BACKGROUND: There is a high degree of comorbidity between
fibromyalgia and major depression. The latter is characterized
by signs of immune activation, whereas the immune status in
fibromyalgia is not yet elucidated. The aims of the present
study were to examine (i) neopterin and biopterin excretion in
24-h urine of patients with fibromyalgia compared with normal
volunteers and patients with major depression; and (ii) the
effects of subchronic treatment with sertraline (11 weeks) on
the urinary excretion of neopterin and biopterin.
Measurements of neopterin, biopterin, pseudouridine,
creatinine and uric acid in 24- h urine were performed by
means of HPLC in 14 fibromyalgia and ten major depressed
patients and 17 normal volunteers.
RESULTS: There were no
significant differences in urine excretion of the above five
analytes between patients with fibromyalgia and normal
volunteers. Patients with major depression showed
significantly higher urinary neopterin excretion than normal
volunteers and fibromyalgia patients. Patients with
fibromyalgia and major depression had a significantly
increased neopterin/creatinine ratio. Fibromyalgia patients
had significantly lower urinary excretion of creatinine than
patients with major depression. In fibromyalgia patients,
there were no significant effects of sertraline treatment on
any of the urine analytes.
CONCLUSIONS: The findings suggest
that fibromyalgia, in contrast to major depression, may not be
accompanied by activation of cell-mediated immunity.
LIMITATION: Other immune markers should be measured in
fibromyalgia before drawing definite conclusions.

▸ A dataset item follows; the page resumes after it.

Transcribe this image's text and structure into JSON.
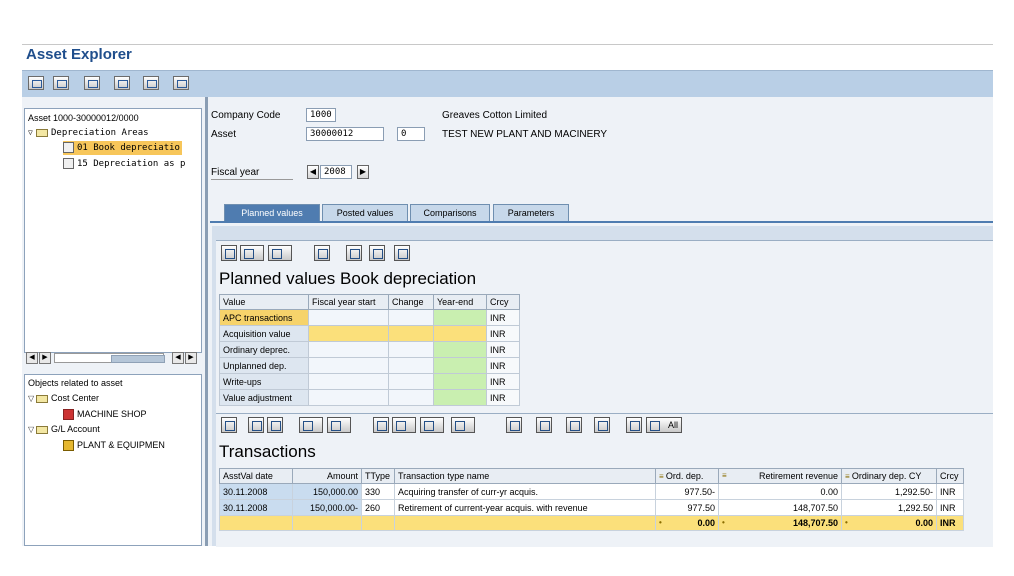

CLINICAL RELEVANCE: Increased urinary excretion of neopterin
can be used as a marker for major depression, but not fibromyalgia.